Nutritional yeast could be one of the tastiest and healthiest ingredients missing from your pantry. Though it is a great food for vegans and vegetarians, all people can gain health benefits from adding it to their diet. Read on for the what, why, and how on nutritional yeast.
What is nutritional yeast?
This cheesy-tasting powder is made up of a type of yeast called Saccharomyces cerevisiae. It can be grown on many types of sugary substances, including molasses and sugar beets. Once the yeast is harvested, it is heated to deactivate it so it doesn’t froth up like active yeast. This dried fungus is then made into a powder, which can be fine or flaky, and — voila — nutritional yeast is ready to be enjoyed.
It helps prevent anemia in vegans
Vitamin B12 is found mostly in animal-based foods, such as meat, fish, dairy, and eggs. For this reason, longtime vegans can be at risk of vitamin B12 deficiency, which can cause anemia, fatigue, and, in severe cases, neurological problems.

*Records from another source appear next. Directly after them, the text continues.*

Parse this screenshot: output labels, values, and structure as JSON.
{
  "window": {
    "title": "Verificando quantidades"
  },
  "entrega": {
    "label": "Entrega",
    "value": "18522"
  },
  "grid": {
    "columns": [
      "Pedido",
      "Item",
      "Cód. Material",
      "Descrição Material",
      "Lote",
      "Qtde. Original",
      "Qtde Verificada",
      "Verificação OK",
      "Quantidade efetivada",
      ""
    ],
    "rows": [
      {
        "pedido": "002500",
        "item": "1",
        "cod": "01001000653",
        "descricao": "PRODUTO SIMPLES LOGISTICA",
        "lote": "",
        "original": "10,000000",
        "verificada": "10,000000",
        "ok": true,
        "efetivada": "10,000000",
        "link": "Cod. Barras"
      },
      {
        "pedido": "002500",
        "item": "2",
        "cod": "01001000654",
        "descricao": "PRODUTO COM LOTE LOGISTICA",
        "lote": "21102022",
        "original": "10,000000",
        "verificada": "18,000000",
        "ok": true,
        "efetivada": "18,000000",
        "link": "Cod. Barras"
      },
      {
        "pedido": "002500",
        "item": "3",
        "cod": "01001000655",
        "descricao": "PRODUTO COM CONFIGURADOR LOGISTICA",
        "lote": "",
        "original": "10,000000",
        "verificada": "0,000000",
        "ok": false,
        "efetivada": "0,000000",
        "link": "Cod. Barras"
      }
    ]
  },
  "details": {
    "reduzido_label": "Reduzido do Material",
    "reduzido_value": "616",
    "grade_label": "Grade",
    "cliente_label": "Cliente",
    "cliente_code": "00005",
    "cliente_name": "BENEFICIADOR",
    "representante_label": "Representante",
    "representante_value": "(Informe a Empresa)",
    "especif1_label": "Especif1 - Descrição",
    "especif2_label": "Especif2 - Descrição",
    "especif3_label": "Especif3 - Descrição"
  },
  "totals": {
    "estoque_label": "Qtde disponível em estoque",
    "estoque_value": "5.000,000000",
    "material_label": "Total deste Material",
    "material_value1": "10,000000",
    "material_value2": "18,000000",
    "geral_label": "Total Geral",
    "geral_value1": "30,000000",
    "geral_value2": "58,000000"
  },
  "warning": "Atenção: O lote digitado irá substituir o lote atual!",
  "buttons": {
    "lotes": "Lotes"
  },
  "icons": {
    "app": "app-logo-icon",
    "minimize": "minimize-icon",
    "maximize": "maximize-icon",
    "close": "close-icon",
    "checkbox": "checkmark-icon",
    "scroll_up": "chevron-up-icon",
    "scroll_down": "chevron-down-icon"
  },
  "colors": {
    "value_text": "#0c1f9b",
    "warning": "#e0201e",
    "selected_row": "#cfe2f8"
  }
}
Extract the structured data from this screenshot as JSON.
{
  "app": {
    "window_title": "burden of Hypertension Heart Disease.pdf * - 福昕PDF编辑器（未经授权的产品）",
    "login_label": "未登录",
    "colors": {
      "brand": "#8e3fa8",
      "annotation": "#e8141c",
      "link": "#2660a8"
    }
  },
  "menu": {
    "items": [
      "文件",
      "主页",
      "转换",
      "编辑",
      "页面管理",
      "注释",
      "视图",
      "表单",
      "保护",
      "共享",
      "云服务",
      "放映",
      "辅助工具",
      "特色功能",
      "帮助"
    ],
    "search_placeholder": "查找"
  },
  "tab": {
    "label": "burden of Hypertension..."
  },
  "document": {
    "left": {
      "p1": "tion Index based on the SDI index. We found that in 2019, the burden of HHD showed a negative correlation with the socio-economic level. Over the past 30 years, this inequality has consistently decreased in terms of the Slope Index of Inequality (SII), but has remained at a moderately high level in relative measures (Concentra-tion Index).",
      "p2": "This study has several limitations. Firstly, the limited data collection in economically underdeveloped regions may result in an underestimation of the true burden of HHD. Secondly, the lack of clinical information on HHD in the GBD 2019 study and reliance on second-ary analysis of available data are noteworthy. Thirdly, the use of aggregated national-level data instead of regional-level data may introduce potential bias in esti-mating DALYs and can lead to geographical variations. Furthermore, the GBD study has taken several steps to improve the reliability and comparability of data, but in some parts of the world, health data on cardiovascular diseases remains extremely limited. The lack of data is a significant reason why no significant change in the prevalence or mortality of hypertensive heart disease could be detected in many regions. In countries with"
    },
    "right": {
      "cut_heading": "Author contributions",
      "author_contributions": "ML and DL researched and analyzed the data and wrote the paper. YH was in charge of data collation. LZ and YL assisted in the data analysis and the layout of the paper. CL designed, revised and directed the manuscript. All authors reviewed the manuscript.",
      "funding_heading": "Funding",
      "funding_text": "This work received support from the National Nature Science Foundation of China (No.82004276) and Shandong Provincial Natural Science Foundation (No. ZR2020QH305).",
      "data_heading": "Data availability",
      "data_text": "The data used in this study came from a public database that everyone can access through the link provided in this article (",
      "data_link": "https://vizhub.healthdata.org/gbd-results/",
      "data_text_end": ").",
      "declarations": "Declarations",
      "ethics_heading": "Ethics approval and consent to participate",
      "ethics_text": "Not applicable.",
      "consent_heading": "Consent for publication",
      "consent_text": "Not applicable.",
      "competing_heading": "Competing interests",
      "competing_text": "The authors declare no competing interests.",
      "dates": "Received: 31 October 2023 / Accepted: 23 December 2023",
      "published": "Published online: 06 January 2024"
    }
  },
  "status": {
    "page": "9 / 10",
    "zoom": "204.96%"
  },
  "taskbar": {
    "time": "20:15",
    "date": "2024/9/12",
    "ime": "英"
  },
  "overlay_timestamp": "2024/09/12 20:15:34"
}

Luckily, unfortified nutritional yeast is a plant-based source of vitamin B12, with 260% of your daily needs in just 1/4 cup. Sprinkling this delicious nutty powder on snacks like popcorn throughout the week provides a sufficient amount of vitamin B12 for most people.
If you are a vegan, you may want to talk to your doctor or a registered dietitian about getting a blood test for vitamin B12 and possibly taking a supplement.
It’s high in antioxidants
One study in Food & Function found that nutritional yeast significantly increased antioxidants and fiber when added to foods, especially if the foods were not cooked. Other studies have found that the specific antioxidants in nutritional yeast have moderate antimicrobial and antibacterial properties.
It may help alleviate IBS symptoms
Nutritional yeast may help alleviate symptoms of irritable bowel syndrome, which is one of the most common gut disorders in the U.S. A 2015 study found that nutritional yeast consumption significantly reduced abdominal pain and discomfort in people with IBS. A meta-analysis in the World Journal of Gastroenterology found a clinically significant decrease in abdominal pain, discomfort, and bloating for those regularly consuming the yeast (500 mg/day for eight weeks). They also found that stool consistency improved.
Here’s how to buy and use nutritional yeast
Most grocery stores have packages of nutritional yeast and some even have it in bulk bins. However, if you can’t find it in stores near you, it can be easily found online.
There are plenty of recipes featuring nutritional yeast, but you can also simply add it to dishes you already cook. Here are a few examples of easy ways to work nutritional yeast into your diet:
- Stir into pasta in place of Parmesan cheese.
- Sprinkle on freshly popped popcorn.
- Season sauteed greens or baked kale chips.
- Add to mashed potatoes or cauliflower.
- Combine with raw nuts and herbs to make a crust for chicken or fish before baking.
- Stir into soups and stews to deepen flavor.
Nutritional yeast can be a staple part of vegan and vegetarian diets, but that doesn’t mean it’s off-limits for omnivores. From boosting antioxidants in your diet to calming your bowels, nutritional yeast is a healthy swap for traditional cheese flavor.